Ups and Downs: Where I See Pictures of Spiders and Completely Lose All Sense of Rationality.


Up: It’s the Headline of the Week!: This week’s headline comes from seemingly the only Associated Press technology report in the last month that doesn’t tacitly imply that if you don’t have or desperately want the iPad 2, you should kill yourself. The headline:

Comet-Hunting Spacecraft Shuts Down After 12 Years.

The article is about NASA’s now-defunct Stardust program, based around a ship launched into orbit in 1996. The ship’s entire purpose was to track comets, collect dust samples and, if needed, destroy the comet.

“If needed”? Listen, NASA, if there’s ever a comet that poses some kind of risk to the continued survival of the earth, I’d prefer you not de-comission this ship. Our only back-up plan is to improbably train Bruce Willis and a lovable group of rag-tag scamps (and Steve Bucemi) to land on the comet as it hurtles toward the planet at hundreds of miles per second while Liv Tyler stays behind and cries a lot. And to remind Morgan Freeman that Deep Impact absolutely sucked.

It’s the Headline of the Week, VOL. II: The week’s second winner comes from Women’s Day magazine, which apparently my Google reader thinks I’m very interested in.*:

Eight Things Your Doctor Wants You to Know .

Those eight things are, in order:

1: With WebMD, you can basically diagnose yourself! You can also perform any needed surgery if only lightly sedated and/or buzzed.
2: Your deductible is $1000, and your insurance company will try to deny anything that costs more than $1000. You’re fucked either way, which is why our system is so superior to that socialist system they have in Canada.
3: Asking questions is an affront to my authority, as are your pants in any examination scenario.
4: That might be gonorrhea.
5: You can’t eat that. No, not you personally — all members of the human race.
6: If you need cheap drugs prescription drugs, try buying them off of high school students.
7: That’s definitely gonorrhea.
8: I’m totally going to sext these x-rays of you to my friends later.

Down: Losing Gerrard Smith: If you haven’t heard Nine Types of Light, the new album from TV on the Radio, you should spend some time with it — its a departure (mostly wildly successful, occasionally less so) from the dense, frenetic soundscapes of the band’s early catalogue, and worth hearing.

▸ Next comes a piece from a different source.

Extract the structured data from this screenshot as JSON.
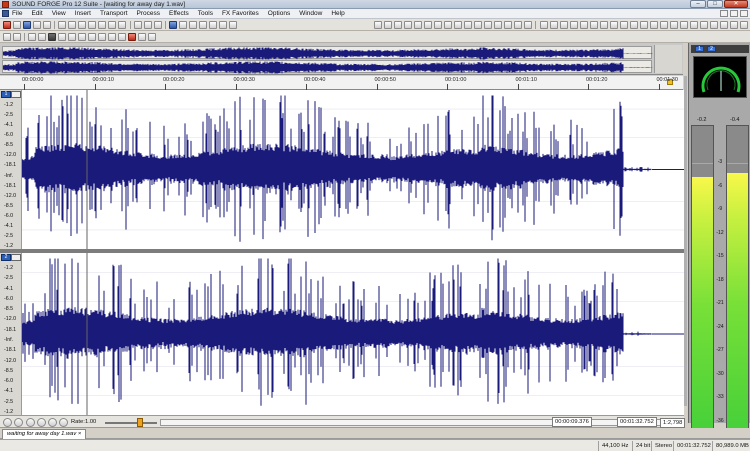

Sadly, Gerrard Smith, who plays bass, synths and organ in the band, was diagnosed with lung cancer shortly after the album was recorded, and had been on hiatus from touring with the rest of the band. More sadly, RollingStone tweeted yesterday that Smith passed away this week. The best band in America just lost an elemental player, and we all just lost an incredibly talented musician and activist.

And not that you need an excuse to heap praise on TV on the Radio, but after hearing the news of Smith’s passing, I went back through their whole catalogue. Remember how incredible Return to Cookie Mountain and Dear Science were?

Down, again: Oh God, please no: According to this article from, researchers in Mongolia just found and unearthed the fossilized remains of an absolutely huge and awful spider. The arachnid, which paleontologists believe is a relative of the Golden Orb spider — seen here marauding over an innocent bird — is being called Nephila Jurassica, which is Latin for “Fucking Terrifying.”

As you can see in the picture attached to the article, the spider’s legs were individually about 2.5 inches long, making the total spider more than big enough to climb into my bed and suffocate me at night. Paul Seldon, a paleontologist from the University of Kansas and a lead researcher on the fossil discovery, noted that Golden Orb spiders are big enough to catch birds and bats, and that for Nephila Jurassica “There were many large or medium-sized flying insects around at that time on which it would have fed indiscriminately.” Added Seldon: “Much in the same manner of feeding frenzy in which it would greedily crack open a human skull and gorge on the brain inside.”

If television and movies have taught me anything — which they have — it’s that this is only the first step in a longer and more horrifying scenario in which the fossilized spider awakens from its slumber and levels an American city. THANKS science.

* I am.